  43. 43. 41 Kafka is used at LinkedIn for a variety of business-critical needs: Examples: •  End-user Activity Tracking (a.k.a. Web Tracking) •  Emails opened •  Logins •  Pages Seen •  Executed Searches •  Social Gestures : Likes, Sharing, Comments •  Data Center Operational Metrics •  Network & System metrics such as •  TCP metrics (connection resets, message resends, etc…) •  System metrics (iops, CPU, load average, etc…) Kafka : Usage @ LinkedIn @r39132
  44. 44. 42 WebTier Topic 1 Broker Tier Push Events Topic 2 Topic N Zookeeper Message Id Management Topic, Partition Ownership Sequential write sendfile Kafka ClientLib Consumers Pull Events Iterator 1 Iterator n Topic à Message Id 100 MB/sec 200 MB/sec §  Pub/Sub §  Batch Send/Receive §  E2E Compression §  System Decoupling Features Guarantees §  At least once delivery §  Very high throughput §  Low latency (0.8) §  Durability (for a time period) §  Horizontally Scalable Kafka : Architecture @r39132 •  Average Unique Message @Peak •  writes/sec = 460k •  reads/sec: 2.3m •  # topics: 693 28 billion unique messages written per day Scale at LinkedIn
  45. 45. 43 Improvements in 0.8 •  Low Latency Features •  Kafka has always been designed for high-throughput, but E2E latency could have been as high as 30 seconds •  Feature 1 : Long-polling •  For high throughput requests, a consumer’s request for data will always be fulfilled •  For low throughput requests, a consumer’s request will likely return 0 bytes, causing the consumer to back-off and wait. What happens if data arrives on the broker in the meantime? •  As of 0.8, a consumer can “park” a request on the broker for as much as “m milliseconds have passed” •  If data arrives during this period, it is instantly returned to the consumer Kafka : Overview @r39132
  46. 46. 44 Improvements in 0.8 •  Low Latency Features •  In the past, data was not visible to a consumer until it was flushed to disk on the broker. •  Feature 2 : New Commit Protocol •  In 0.8, replicas and a new commit protocol has been introduced.

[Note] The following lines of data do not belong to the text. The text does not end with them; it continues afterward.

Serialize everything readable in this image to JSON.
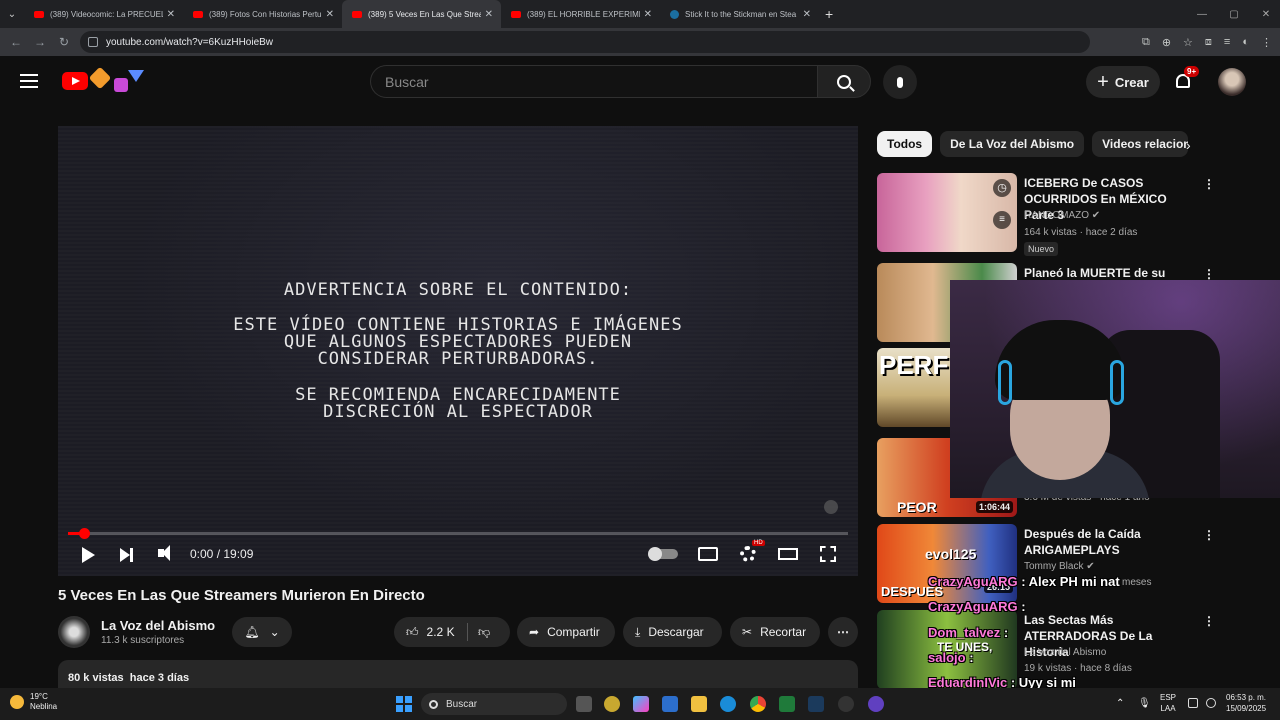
{
  "browser": {
    "tabs": [
      {
        "title": "(389) Videocomic: La PRECUELA",
        "icon": "youtube-icon"
      },
      {
        "title": "(389) Fotos Con Historias Pertu",
        "icon": "youtube-icon"
      },
      {
        "title": "(389) 5 Veces En Las Que Stream",
        "icon": "youtube-icon",
        "active": true
      },
      {
        "title": "(389) EL HORRIBLE EXPERIMEN",
        "icon": "youtube-icon"
      },
      {
        "title": "Stick It to the Stickman en Stea",
        "icon": "steam-icon"
      }
    ],
    "url": "youtube.com/watch?v=6KuzHHoieBw"
  },
  "header": {
    "search_placeholder": "Buscar",
    "create_label": "Crear",
    "notif_badge": "9+"
  },
  "player": {
    "warning_title": "ADVERTENCIA SOBRE EL CONTENIDO:",
    "warning_line1": "ESTE VÍDEO CONTIENE HISTORIAS E IMÁGENES",
    "warning_line2": "QUE ALGUNOS ESPECTADORES PUEDEN",
    "warning_line3": "CONSIDERAR PERTURBADORAS.",
    "warning_line4": "SE RECOMIENDA ENCARECIDAMENTE",
    "warning_line5": "DISCRECIÓN AL ESPECTADOR",
    "time": "0:00 / 19:09",
    "progress_fraction": 0.02,
    "hd_badge": "HD"
  },
  "video": {
    "title": "5 Veces En Las Que Streamers Murieron En Directo",
    "channel": "La Voz del Abismo",
    "subscribers": "11.3 k suscriptores",
    "likes": "2.2 K",
    "share": "Compartir",
    "download": "Descargar",
    "clip": "Recortar",
    "views": "80 k vistas",
    "date": "hace 3 días"
  },
  "sidebar": {
    "chips": [
      "Todos",
      "De La Voz del Abismo",
      "Videos relacion"
    ],
    "recs": [
      {
        "title": "ICEBERG De CASOS OCURRIDOS En MÉXICO Parte 3",
        "channel": "RANDOMAZO",
        "meta": "164 k vistas · hace 2 días",
        "badge": "Nuevo",
        "duration": ""
      },
      {
        "title": "Planeó la MUERTE de su",
        "channel": "",
        "meta": "",
        "badge": "",
        "duration": ""
      },
      {
        "title": "",
        "channel": "",
        "meta": "",
        "badge": "",
        "duration": ""
      },
      {
        "title": "",
        "channel": "",
        "meta": "3.6 M de vistas · hace 1 año",
        "badge": "",
        "duration": "1:06:44"
      },
      {
        "title": "Después de la Caída ARIGAMEPLAYS",
        "channel": "Tommy Black",
        "meta": "meses",
        "badge": "",
        "duration": "26:15"
      },
      {
        "title": "Las Sectas Más ATERRADORAS De La Historia",
        "channel": "La Voz del Abismo",
        "meta": "19 k vistas · hace 8 días",
        "badge": "",
        "duration": ""
      }
    ],
    "thumb3_text": "PERFI"
  },
  "chat": [
    {
      "user": "CrazyAguARG",
      "msg": "Alex PH mi nat"
    },
    {
      "user": "CrazyAguARG",
      "msg": ""
    },
    {
      "user": "Dom_talvez",
      "msg": ""
    },
    {
      "user": "salojo",
      "msg": ""
    },
    {
      "user": "EduardinIVic",
      "msg": "Uyy si mi"
    }
  ],
  "thumb_texts": {
    "evol": "evol125",
    "despues": "DESPUES",
    "teunes": "TE UNES,",
    "peor": "PEOR"
  },
  "taskbar": {
    "temp": "19°C",
    "weather": "Neblina",
    "search": "Buscar",
    "lang1": "ESP",
    "lang2": "LAA",
    "time": "06:53 p. m.",
    "date": "15/09/2025"
  },
  "colors": {
    "accent": "#ff0000",
    "background": "#0f0f0f"
  }
}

As long as data has been replicated to the memory of all replicas, even if it has not been flushed to disk on any one of them, it is considered “committed” and becomes visible to consumers Kafka : Overview @r39132

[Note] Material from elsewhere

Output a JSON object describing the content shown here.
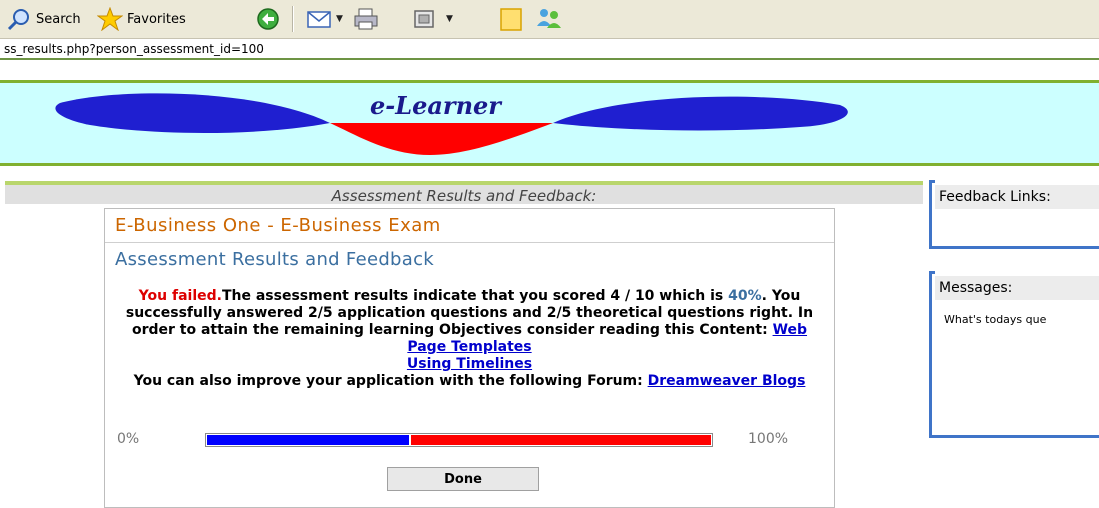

  47. 47. §  Jay Kreps (Kafka) §  Neha Narkhede (Kafka) §  Kishore Gopalakrishna (Helix) §  Bob Shulman (Espresso) §  Cuong Tran (Perfomance & Scalability) §  Diego “Mono” Buthay (Search Infrastructure) 45 Acknowledgments @r39132

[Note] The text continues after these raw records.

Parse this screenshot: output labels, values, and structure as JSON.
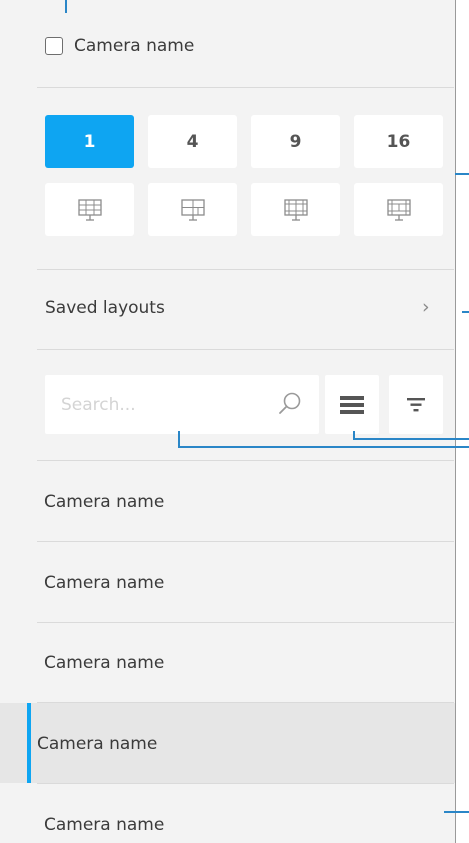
{
  "header": {
    "select_all_label": "Camera name"
  },
  "grid_layouts": {
    "counts": [
      "1",
      "4",
      "9",
      "16"
    ],
    "active": "1",
    "layout_icons": [
      "layout-1-icon",
      "layout-4-icon",
      "layout-9-icon",
      "layout-16-icon"
    ]
  },
  "saved_layouts": {
    "label": "Saved layouts",
    "chevron": "›"
  },
  "search": {
    "placeholder": "Search...",
    "value": ""
  },
  "toolbar": {
    "list_view_icon": "list-view-icon",
    "filter_icon": "filter-icon"
  },
  "cameras": [
    {
      "name": "Camera name",
      "selected": false
    },
    {
      "name": "Camera name",
      "selected": false
    },
    {
      "name": "Camera name",
      "selected": false
    },
    {
      "name": "Camera name",
      "selected": true
    },
    {
      "name": "Camera name",
      "selected": false
    }
  ],
  "colors": {
    "accent": "#0ea5f2",
    "panel_bg": "#f3f3f3",
    "callout": "#2a86c7",
    "selected_row_bg": "#e6e6e6"
  }
}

  48. 48. y Questions? 46@r39132 46
  49. 49. Watch the video with slide synchronization on! outages